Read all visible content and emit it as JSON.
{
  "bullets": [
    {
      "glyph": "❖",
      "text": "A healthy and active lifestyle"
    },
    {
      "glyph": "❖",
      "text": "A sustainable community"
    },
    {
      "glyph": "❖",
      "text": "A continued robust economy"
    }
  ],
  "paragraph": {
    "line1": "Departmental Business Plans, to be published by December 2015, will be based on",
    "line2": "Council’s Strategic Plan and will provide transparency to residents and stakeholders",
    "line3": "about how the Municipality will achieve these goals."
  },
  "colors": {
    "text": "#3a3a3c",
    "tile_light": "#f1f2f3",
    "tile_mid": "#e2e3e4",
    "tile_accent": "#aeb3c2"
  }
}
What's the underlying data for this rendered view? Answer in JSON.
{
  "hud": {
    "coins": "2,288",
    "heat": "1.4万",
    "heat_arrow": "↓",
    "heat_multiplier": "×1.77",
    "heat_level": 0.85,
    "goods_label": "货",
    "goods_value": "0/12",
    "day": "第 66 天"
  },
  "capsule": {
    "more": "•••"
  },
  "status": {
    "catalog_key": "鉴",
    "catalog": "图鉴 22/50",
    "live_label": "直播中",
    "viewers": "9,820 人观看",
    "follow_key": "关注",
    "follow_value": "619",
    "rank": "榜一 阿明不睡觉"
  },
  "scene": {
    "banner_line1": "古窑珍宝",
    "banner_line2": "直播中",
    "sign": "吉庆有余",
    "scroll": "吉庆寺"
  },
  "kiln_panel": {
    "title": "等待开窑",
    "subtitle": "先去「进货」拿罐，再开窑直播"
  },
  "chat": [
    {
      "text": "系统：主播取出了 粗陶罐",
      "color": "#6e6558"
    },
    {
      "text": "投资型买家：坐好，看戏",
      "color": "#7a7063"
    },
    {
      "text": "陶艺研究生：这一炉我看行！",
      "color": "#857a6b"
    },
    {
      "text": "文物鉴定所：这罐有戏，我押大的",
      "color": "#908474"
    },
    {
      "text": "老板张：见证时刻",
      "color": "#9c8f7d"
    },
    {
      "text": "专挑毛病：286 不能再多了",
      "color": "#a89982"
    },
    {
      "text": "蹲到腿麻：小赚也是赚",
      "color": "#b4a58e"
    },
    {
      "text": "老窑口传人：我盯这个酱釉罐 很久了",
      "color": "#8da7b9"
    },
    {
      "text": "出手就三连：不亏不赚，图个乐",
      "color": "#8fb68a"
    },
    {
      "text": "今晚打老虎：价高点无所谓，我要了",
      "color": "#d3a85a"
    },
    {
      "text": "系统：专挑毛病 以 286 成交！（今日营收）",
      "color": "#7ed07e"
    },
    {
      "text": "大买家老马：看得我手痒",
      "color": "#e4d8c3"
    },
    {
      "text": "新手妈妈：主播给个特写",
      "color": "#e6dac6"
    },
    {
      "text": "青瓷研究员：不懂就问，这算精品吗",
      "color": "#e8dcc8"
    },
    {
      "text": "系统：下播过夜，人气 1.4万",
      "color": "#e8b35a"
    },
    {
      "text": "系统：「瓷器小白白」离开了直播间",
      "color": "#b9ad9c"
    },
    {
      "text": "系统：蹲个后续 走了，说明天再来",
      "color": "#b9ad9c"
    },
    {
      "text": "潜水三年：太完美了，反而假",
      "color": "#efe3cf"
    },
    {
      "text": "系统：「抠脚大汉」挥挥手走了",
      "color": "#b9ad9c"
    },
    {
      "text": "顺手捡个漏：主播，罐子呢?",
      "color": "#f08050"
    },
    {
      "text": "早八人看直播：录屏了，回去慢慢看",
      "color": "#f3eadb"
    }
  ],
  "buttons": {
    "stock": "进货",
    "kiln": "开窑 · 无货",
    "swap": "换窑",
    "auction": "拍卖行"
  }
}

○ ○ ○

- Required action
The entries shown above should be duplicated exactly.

- Your response
Read all visible content and emit it as JSON.
{
  "bullets": [
    {
      "glyph": "❖",
      "text": "A healthy and active lifestyle"
    },
    {
      "glyph": "❖",
      "text": "A sustainable community"
    },
    {
      "glyph": "❖",
      "text": "A continued robust economy"
    }
  ],
  "paragraph": {
    "line1": "Departmental Business Plans, to be published by December 2015, will be based on",
    "line2": "Council’s Strategic Plan and will provide transparency to residents and stakeholders",
    "line3": "about how the Municipality will achieve these goals."
  },
  "colors": {
    "text": "#3a3a3c",
    "tile_light": "#f1f2f3",
    "tile_mid": "#e2e3e4",
    "tile_accent": "#aeb3c2"
  }
}
What's the underlying data for this rendered view? Answer in JSON.
{
  "hud": {
    "coins": "2,288",
    "heat": "1.4万",
    "heat_arrow": "↓",
    "heat_multiplier": "×1.77",
    "heat_level": 0.85,
    "goods_label": "货",
    "goods_value": "0/12",
    "day": "第 66 天"
  },
  "capsule": {
    "more": "•••"
  },
  "status": {
    "catalog_key": "鉴",
    "catalog": "图鉴 22/50",
    "live_label": "直播中",
    "viewers": "9,820 人观看",
    "follow_key": "关注",
    "follow_value": "619",
    "rank": "榜一 阿明不睡觉"
  },
  "scene": {
    "banner_line1": "古窑珍宝",
    "banner_line2": "直播中",
    "sign": "吉庆有余",
    "scroll": "吉庆寺"
  },
  "kiln_panel": {
    "title": "等待开窑",
    "subtitle": "先去「进货」拿罐，再开窑直播"
  },
  "chat": [
    {
      "text": "系统：主播取出了 粗陶罐",
      "color": "#6e6558"
    },
    {
      "text": "投资型买家：坐好，看戏",
      "color": "#7a7063"
    },
    {
      "text": "陶艺研究生：这一炉我看行！",
      "color": "#857a6b"
    },
    {
      "text": "文物鉴定所：这罐有戏，我押大的",
      "color": "#908474"
    },
    {
      "text": "老板张：见证时刻",
      "color": "#9c8f7d"
    },
    {
      "text": "专挑毛病：286 不能再多了",
      "color": "#a89982"
    },
    {
      "text": "蹲到腿麻：小赚也是赚",
      "color": "#b4a58e"
    },
    {
      "text": "老窑口传人：我盯这个酱釉罐 很久了",
      "color": "#8da7b9"
    },
    {
      "text": "出手就三连：不亏不赚，图个乐",
      "color": "#8fb68a"
    },
    {
      "text": "今晚打老虎：价高点无所谓，我要了",
      "color": "#d3a85a"
    },
    {
      "text": "系统：专挑毛病 以 286 成交！（今日营收）",
      "color": "#7ed07e"
    },
    {
      "text": "大买家老马：看得我手痒",
      "color": "#e4d8c3"
    },
    {
      "text": "新手妈妈：主播给个特写",
      "color": "#e6dac6"
    },
    {
      "text": "青瓷研究员：不懂就问，这算精品吗",
      "color": "#e8dcc8"
    },
    {
      "text": "系统：下播过夜，人气 1.4万",
      "color": "#e8b35a"
    },
    {
      "text": "系统：「瓷器小白白」离开了直播间",
      "color": "#b9ad9c"
    },
    {
      "text": "系统：蹲个后续 走了，说明天再来",
      "color": "#b9ad9c"
    },
    {
      "text": "潜水三年：太完美了，反而假",
      "color": "#efe3cf"
    },
    {
      "text": "系统：「抠脚大汉」挥挥手走了",
      "color": "#b9ad9c"
    },
    {
      "text": "顺手捡个漏：主播，罐子呢?",
      "color": "#f08050"
    },
    {
      "text": "早八人看直播：录屏了，回去慢慢看",
      "color": "#f3eadb"
    }
  ],
  "buttons": {
    "stock": "进货",
    "kiln": "开窑 · 无货",
    "swap": "换窑",
    "auction": "拍卖行"
  }
}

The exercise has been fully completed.